I might point out that you are calling the beam an 'I' shape. An actual 'I' shape has tapered flanges, is pretty close to obsolete although still usually available in some sizes. All modern rolled stock is 'M' or 'W' shapes that have flanges of uniform thickness. Just different rolling mill tools.
andymas> Hi does anyone know of a site online where you can price/buy I or T > beams?
Tees were a section written into some British Standards many years ago, but how widely available they are today I don't know. I haven't seen them bigger than about 3" either. But search hard enough and I'd guess you can find them...
Normally your 150 Tee would be split from a 300 mm wide flange beam. You can split the beam in two with a torch but use a flat bar guide. Pierce 20 mm in from one end and cut no more than a metre before skipping 20 mm, piercing and continuing on. Let the unit cool then finish by cutting the still joined locations. The beam will still need straightening on a hydraulic press of some sort. I would suggest that you could simply use a 150 mm wide flange beam. We switch back and forth between metric and inch all the time in Canada. You will find six inch beams quite common. If you are not up to splitting into tees some suppliers will split beams for an extra charge. Randy
Hi does anyone know of a site online where you can price/buy I or T beams?
Can you get 150mm I-Beams or T-Beams?
I am really looking for a T-Beams 150-180 mm 3300mm Long!
I can't find any T-Beams what would be the best way to cut the top of an I-Beam to make it into a T-Beam, I am a bit scared to say the least about cutting it down with an angle grinder!

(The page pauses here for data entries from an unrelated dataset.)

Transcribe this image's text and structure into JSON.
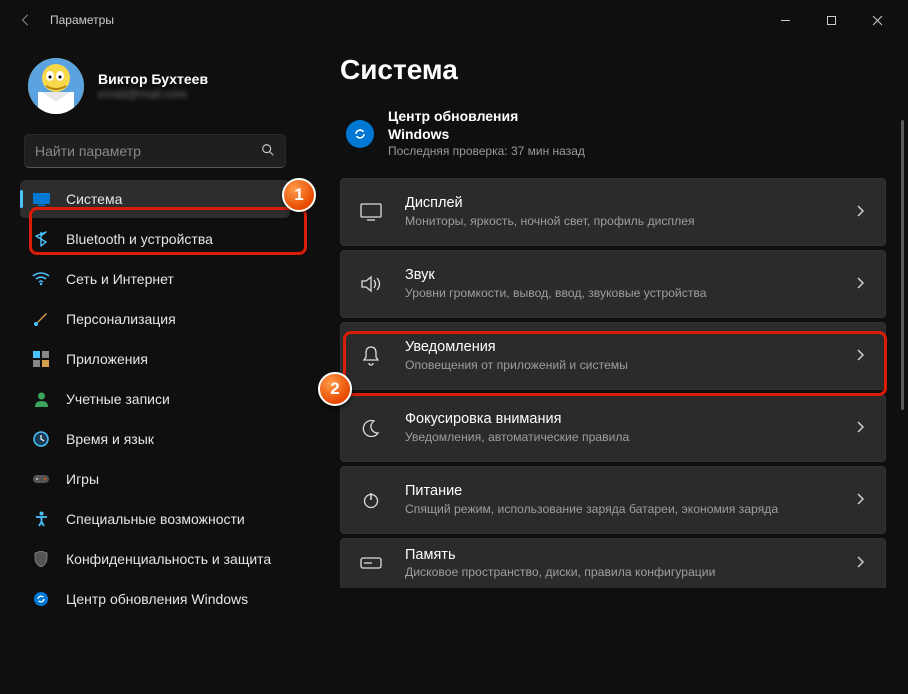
{
  "window": {
    "app_title": "Параметры"
  },
  "user": {
    "name": "Виктор Бухтеев",
    "email": "email@mail.com"
  },
  "search": {
    "placeholder": "Найти параметр"
  },
  "sidebar": {
    "items": [
      {
        "label": "Система",
        "icon": "system",
        "active": true
      },
      {
        "label": "Bluetooth и устройства",
        "icon": "bluetooth"
      },
      {
        "label": "Сеть и Интернет",
        "icon": "wifi"
      },
      {
        "label": "Персонализация",
        "icon": "brush"
      },
      {
        "label": "Приложения",
        "icon": "apps"
      },
      {
        "label": "Учетные записи",
        "icon": "person"
      },
      {
        "label": "Время и язык",
        "icon": "clock"
      },
      {
        "label": "Игры",
        "icon": "gamepad"
      },
      {
        "label": "Специальные возможности",
        "icon": "accessibility"
      },
      {
        "label": "Конфиденциальность и защита",
        "icon": "shield"
      },
      {
        "label": "Центр обновления Windows",
        "icon": "update"
      }
    ]
  },
  "page": {
    "title": "Система",
    "update": {
      "title": "Центр обновления Windows",
      "subtitle": "Последняя проверка: 37 мин назад"
    },
    "cards": [
      {
        "title": "Дисплей",
        "subtitle": "Мониторы, яркость, ночной свет, профиль дисплея",
        "icon": "display"
      },
      {
        "title": "Звук",
        "subtitle": "Уровни громкости, вывод, ввод, звуковые устройства",
        "icon": "sound"
      },
      {
        "title": "Уведомления",
        "subtitle": "Оповещения от приложений и системы",
        "icon": "bell"
      },
      {
        "title": "Фокусировка внимания",
        "subtitle": "Уведомления, автоматические правила",
        "icon": "moon"
      },
      {
        "title": "Питание",
        "subtitle": "Спящий режим, использование заряда батареи, экономия заряда",
        "icon": "power"
      },
      {
        "title": "Память",
        "subtitle": "Дисковое пространство, диски, правила конфигурации",
        "icon": "storage"
      }
    ]
  },
  "annotations": {
    "marker1": "1",
    "marker2": "2"
  }
}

Do companies such as Travis Perkins stock I or T beams because they don't have them online?